According to Canadian real estate blog Better Dwelling , 49% of Toronto households have a median income capable of carrying an average home purchase of $750,800 with a mortgage rate at 2.89%. Under the new 4.89% stress test, that number will drop to 38%.

Example 1

*Average Toronto home is $750,800

20% down payment = $150,160

Mortgage to carry = $600,640

Rate at 2.89% = $2,497/month

Stress tested at 4.89% = $3,184/month

Example 2

Average condo price = $558,428

20% down payment = $111,686

Mortgage to carry = $446,742

Rate at 2.89% = $1857/month

Stress tested at 4.89% = $2368/month

The impact on purchasing power will result in a decrease of roughly $150,000 for buyers in Example 1. This means if you're looking at homes in the $700-800,000 market, you'll likely have to switch to the $500-600,000 market. The new rules are forcing buyers to build in a buffer on their budget to prepare for future interest rate increases.

Looking at Example 2, a buyer in that situation would need to prove they can pay roughly $511 more each month to qualify for the same mortgage amount. This means the buyer's annual income would need to increase by roughly $15,000 to qualify. Either you bump up your income, or you look for a more affordable condo you will qualify for at the 4.89% rate.

On the positive side, the stress test is trying to make Canadians more mindful of not maxing out at current income levels.

On the negative end, it’s reducing the current purchasing power. In already hot markets like Toronto and Vancouver, that leaves buyers with fewer options.

Someone who is considering a $500,000 purchase might already be stretching their resources to ‘move up’. The new mortgage stress test will put a ceiling on these buyers and might push them out of the market. This could cool the mid-range, 2-bedroom condo market while warming up more affordable or outlying (not in the downtown core) units where you get more square footage bang for the buck.

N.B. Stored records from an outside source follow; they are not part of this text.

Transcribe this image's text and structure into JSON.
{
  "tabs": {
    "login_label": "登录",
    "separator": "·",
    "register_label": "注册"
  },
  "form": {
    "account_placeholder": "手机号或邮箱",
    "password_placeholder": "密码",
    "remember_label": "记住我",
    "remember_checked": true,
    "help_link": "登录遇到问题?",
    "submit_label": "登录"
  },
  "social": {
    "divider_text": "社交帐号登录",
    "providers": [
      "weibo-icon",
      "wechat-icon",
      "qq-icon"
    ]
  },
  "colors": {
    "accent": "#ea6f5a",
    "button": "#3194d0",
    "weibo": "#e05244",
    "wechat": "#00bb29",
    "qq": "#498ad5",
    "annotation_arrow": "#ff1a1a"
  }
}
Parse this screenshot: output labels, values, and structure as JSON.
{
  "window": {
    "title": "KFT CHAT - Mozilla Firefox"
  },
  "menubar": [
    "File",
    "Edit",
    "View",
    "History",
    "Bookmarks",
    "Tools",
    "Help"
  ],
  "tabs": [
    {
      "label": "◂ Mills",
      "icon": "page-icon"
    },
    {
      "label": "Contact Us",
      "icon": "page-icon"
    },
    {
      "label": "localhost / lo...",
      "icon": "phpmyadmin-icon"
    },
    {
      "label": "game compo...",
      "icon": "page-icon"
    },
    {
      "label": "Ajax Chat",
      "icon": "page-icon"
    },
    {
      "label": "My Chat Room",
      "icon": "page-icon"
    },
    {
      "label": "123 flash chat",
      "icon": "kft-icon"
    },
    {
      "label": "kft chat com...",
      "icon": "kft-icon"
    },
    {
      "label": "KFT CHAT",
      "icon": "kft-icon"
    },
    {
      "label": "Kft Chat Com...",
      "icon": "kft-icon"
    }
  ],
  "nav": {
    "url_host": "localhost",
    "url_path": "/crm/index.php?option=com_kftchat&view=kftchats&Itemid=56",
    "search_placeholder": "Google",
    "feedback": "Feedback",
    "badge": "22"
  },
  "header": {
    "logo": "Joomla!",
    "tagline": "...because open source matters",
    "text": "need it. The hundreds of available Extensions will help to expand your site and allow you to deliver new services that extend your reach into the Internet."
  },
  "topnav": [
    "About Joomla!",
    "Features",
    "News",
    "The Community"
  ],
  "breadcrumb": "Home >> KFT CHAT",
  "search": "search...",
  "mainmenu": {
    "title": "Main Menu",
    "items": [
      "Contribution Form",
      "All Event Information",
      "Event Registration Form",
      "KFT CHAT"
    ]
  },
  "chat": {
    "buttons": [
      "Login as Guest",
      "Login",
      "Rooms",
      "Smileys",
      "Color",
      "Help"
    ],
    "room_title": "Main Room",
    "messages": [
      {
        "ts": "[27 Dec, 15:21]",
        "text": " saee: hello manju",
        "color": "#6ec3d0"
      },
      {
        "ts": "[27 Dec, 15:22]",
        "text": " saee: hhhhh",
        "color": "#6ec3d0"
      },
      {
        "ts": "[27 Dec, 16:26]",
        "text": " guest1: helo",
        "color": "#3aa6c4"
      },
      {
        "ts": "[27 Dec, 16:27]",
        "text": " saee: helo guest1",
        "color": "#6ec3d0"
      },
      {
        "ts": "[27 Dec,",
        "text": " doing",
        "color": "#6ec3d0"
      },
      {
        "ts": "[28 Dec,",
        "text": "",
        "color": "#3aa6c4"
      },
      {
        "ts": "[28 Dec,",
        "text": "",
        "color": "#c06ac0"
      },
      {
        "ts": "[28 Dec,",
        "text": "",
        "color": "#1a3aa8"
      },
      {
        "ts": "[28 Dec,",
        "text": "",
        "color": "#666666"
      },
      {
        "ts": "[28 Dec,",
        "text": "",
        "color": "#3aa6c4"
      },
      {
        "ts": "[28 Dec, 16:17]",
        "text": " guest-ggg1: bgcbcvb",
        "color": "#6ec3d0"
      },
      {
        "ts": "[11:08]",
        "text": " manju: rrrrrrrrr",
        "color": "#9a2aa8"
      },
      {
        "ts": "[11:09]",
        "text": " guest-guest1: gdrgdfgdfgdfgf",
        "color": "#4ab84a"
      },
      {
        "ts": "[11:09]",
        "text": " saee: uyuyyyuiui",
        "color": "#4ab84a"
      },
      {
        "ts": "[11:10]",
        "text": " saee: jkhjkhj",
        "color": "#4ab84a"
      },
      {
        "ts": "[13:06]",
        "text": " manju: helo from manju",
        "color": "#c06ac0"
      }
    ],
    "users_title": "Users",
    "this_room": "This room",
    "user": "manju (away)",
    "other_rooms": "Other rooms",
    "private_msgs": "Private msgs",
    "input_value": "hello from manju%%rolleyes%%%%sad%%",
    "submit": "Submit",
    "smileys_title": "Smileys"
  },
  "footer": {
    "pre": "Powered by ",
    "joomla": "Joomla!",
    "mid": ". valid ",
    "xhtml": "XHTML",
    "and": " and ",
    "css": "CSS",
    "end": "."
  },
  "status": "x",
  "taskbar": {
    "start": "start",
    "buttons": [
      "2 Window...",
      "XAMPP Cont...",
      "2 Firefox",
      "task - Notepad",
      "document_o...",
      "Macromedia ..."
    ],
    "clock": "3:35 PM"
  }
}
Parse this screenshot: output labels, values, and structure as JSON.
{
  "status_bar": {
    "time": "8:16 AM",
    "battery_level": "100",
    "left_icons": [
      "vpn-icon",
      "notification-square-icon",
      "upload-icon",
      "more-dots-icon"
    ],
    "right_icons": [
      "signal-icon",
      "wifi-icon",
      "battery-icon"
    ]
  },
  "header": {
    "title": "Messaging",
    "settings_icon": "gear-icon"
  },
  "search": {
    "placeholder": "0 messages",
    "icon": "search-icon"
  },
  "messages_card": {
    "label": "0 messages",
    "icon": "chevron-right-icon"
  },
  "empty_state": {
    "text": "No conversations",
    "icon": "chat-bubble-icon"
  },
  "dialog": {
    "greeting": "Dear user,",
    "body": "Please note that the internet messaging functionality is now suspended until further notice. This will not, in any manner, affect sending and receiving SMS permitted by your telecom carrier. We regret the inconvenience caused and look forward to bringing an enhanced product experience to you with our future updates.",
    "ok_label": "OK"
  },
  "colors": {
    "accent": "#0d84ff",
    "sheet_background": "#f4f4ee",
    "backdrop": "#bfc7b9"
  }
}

Interest rates are likely going up in the next year or two. If they do, the stress test will likely go up with them. In general, this means buyers will be able to afford less, because they won’t pass the stress test.

The stress test could cause buyers to shift markets

Alternatively, we might see the people who cannot afford mortgage carrying costs for a $750,800 freehold purchase shift to the condo market, where they can afford the carrying costs on $558,428. Or, they will seek out alternative lending opportunities from mortgage finance institutions, but the OFSI has made it clear that they are expecting greater fiscal responsibility from all lenders.

Now might be a smart time to move from Condo to Freehold

If you’re a condo owner looking to jump to freehold, now might be the time. You’re selling into a hot condo resale market and buying into a down freehold market. Plus, you’ll beat the stress test and lock in at a low rate. Even if you stretch to get that house, your future renewal would not be stress tested if you stay with the same financial institution.

Or The stress test hits, prices drop for freeholds because they are costly, but the affordable condo market sees little change. That same condo seller / freehold buyer might see prices drop another 100k and still get in before the BoC bumps rates up again, assuming they have a big deposit.

Why is Canada implementing mortgage stress-tests?

The stress test changes are a precaution as the world moves away from near-zero interest rates. While it’s not the responsibility of the OSFI to cool our overheated real estate, they are plainly concerned about the debt loads of Canadians amid soaring home values. They see the stress test as a brake on overstretched buyers who would be vulnerable as rates rise and who might bring down sensible buyers with them, as was seen in the U.S. in 2008.

*Calculated using a 30-year amortization period. Average Toronto home price sourced via Better Dwelling. Average Toronto condo price sourced via as of Oct 16, 2017.